I made my way as fast as thought, and an annoyed two and a half year old would allow. At home, online, looking at that gaping hole in the account, and talking to a rep on the phone, going over every step of what happened, it hit us.

It wasn't some Russian hacker. Nor a Chinese one, or a Nigerian scam artist. It was a mechanical error. It was the machine itself. An ATM we had used almost daily for years, which operated perfectly virtually all the time, had had a statistical hiccup. Card had gone in, amount for withdrawal entered, amount debited from our account, and then...nothing.

Perhaps the incident is recorded on the machine's error log. Hopefully the video will show my wife standing there, looking, looking, and looking, with nothing coming out? Whatever the case may be, we have to hope there is some way the bank will be able to check our story. As the nice rep on the phone told us, we had to submit an ATM indemnity form. It would take up to fifteen days for the resolution of our issue, and we have to submit the form tomorrow. And that was it.

I'd been so sure our loss was as a result of some human agency, and in the end it was, but not the usual sort. In the end, while the machine was to blame, we could also find fault with the whole sequence of events. So used to depending on the infallibility of the machines we use every day, it never occurred to us that this would happen. When our first remittance option failed, we decided to take a shortcut. Instead of taking the hour or two tomorrow to go to our bank and make a manual transfer, we decided to withdraw the cash and do it right then and there. Instead of walking a few blocks down the way to our own bank's machine, we used the third party machine in our building, just like we always had. As mad as we might be at that hunk of metal, what would be the point? All our friends, our family, we've now learned, have all had something like this happen to them at one point or another. We all had perfect trust and faith in these machines, and while that faith and trust was almost always rewarded, there is always that one time.

In Dubai it will take fifteen days to see about resolving the situation. Back home it takes up to six months, so there is that silver lining. But fifteen days? What would we do? My wife was entirely out of sorts.

Looking over the numbers, I realized, that in all our hyperventilating, we'd missed a salient fact. That big, gaping hole? It was just the ticket money, and not even all of it. We weren't going to suffer this month, not in the least. From my wife's perspective, we had lost a large amount of money, money I had worked for and earned. The sort of money whose loss, when she was growing up, would have been ruinous.
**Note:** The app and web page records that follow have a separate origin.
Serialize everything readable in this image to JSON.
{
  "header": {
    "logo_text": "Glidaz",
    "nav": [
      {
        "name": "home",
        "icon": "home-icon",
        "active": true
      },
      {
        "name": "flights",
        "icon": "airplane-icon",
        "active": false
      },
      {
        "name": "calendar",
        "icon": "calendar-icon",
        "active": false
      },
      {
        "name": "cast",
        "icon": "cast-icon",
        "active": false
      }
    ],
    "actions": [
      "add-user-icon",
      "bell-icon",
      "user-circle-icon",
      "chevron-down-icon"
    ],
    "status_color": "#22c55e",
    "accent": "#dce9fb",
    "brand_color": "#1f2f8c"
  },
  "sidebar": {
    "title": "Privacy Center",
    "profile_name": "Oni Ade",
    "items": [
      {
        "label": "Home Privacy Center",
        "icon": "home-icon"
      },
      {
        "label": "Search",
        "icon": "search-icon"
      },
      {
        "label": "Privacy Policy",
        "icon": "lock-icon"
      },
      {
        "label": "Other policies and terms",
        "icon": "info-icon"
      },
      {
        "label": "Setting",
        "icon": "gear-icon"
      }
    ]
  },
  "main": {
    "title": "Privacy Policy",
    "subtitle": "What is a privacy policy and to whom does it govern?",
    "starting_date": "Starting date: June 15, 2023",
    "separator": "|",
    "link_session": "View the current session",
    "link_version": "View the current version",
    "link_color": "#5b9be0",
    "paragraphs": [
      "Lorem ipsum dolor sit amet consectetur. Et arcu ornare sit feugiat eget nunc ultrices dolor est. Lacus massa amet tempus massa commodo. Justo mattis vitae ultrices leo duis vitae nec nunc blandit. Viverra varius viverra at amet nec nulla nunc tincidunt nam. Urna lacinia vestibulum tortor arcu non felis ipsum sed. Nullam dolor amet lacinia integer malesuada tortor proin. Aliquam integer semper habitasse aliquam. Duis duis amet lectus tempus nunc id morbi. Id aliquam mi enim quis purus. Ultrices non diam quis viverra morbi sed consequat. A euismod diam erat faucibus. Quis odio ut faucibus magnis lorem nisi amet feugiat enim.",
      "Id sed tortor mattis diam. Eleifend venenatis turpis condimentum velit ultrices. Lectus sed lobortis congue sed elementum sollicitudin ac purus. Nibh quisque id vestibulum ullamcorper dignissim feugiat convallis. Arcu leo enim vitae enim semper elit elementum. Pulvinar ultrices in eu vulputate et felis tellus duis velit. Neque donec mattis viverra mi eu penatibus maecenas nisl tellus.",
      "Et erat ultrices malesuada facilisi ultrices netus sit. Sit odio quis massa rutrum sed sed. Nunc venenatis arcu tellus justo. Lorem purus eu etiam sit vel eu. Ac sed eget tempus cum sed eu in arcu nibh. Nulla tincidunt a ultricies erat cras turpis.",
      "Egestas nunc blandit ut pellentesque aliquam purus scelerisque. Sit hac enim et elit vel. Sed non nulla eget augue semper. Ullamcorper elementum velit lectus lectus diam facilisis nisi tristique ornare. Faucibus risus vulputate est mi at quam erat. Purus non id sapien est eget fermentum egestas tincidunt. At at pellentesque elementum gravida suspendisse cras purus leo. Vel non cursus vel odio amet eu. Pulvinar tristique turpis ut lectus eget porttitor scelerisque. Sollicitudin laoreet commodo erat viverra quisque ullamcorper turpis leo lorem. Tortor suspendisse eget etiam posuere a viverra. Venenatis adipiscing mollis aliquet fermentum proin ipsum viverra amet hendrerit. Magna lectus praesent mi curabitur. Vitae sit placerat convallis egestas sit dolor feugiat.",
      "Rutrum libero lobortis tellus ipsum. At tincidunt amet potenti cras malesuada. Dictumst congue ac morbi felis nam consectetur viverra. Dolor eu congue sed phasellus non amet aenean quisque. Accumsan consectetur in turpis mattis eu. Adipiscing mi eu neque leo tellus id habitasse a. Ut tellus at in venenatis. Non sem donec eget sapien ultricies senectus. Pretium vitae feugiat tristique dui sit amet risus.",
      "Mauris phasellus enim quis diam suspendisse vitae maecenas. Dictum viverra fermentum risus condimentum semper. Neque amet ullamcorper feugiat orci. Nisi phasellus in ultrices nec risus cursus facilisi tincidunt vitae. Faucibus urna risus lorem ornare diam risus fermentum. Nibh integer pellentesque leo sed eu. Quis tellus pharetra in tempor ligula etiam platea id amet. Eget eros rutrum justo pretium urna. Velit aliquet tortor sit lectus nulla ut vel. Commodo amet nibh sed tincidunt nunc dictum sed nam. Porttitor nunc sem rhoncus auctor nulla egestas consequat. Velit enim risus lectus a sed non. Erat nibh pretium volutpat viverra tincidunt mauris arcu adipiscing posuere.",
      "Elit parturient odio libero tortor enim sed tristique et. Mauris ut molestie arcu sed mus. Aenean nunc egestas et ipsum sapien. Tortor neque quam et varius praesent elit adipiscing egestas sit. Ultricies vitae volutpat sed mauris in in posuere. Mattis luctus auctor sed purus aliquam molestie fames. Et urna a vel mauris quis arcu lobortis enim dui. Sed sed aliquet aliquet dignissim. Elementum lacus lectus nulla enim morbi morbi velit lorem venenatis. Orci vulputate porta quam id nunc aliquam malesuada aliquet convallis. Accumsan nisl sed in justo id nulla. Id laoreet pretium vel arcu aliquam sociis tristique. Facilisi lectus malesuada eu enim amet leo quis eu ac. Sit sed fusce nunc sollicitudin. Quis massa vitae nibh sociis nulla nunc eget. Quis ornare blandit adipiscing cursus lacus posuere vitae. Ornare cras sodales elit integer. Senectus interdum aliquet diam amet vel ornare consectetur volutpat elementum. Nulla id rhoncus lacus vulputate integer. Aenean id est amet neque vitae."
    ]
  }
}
For us, even two years ago, we would have been firmly s-o-l. But right here, right now, that wasn't the case.

From my perspective, it was like free money had fallen out of my pocket. Like when an uncle gives you a twenty on your birthday, and it gets stolen, but you don't really care, not that much, because it had been a surprise, a gift. Easy come, easy go. For my wife, it was something terrible, and she blamed herself, for being impatient, incautious, thinking "if only...if only...".

But it wasn't her fault. It wasn't my fault. It wasn't even our fault. It was capricious chance. Sure we could have gone to our own bank's machine, but whose to say it wouldn't have malfunctioned? Everything else at that bank seems to. And even if we had gone the next day to our bank to do the remittance, who is to say the teller wouldn't type an account number wrong? It could happen. It could all happen. What happened to us, may or may not have been preventable, because no matter what, there is always the chance that something else could have happened. In our case, the chance that something much, much worse could have happened.

So, as I sit here and type this now, I am profoundly thankful. I'm giving thanks in prayer. To God, to the universe. We had a little scare. It wasn't so much as scares go, but it could have been. Which is why I'm smiling right now. My wife isn't, yet. But in two weeks time, if...when this situation is resolved, one way or another, I think she'll start to see it my way. She'll start to smile, she'll see the irony too.

We didn't have to go anywhere for some excitement. We just had to stay right here

No comments:

Post a Comment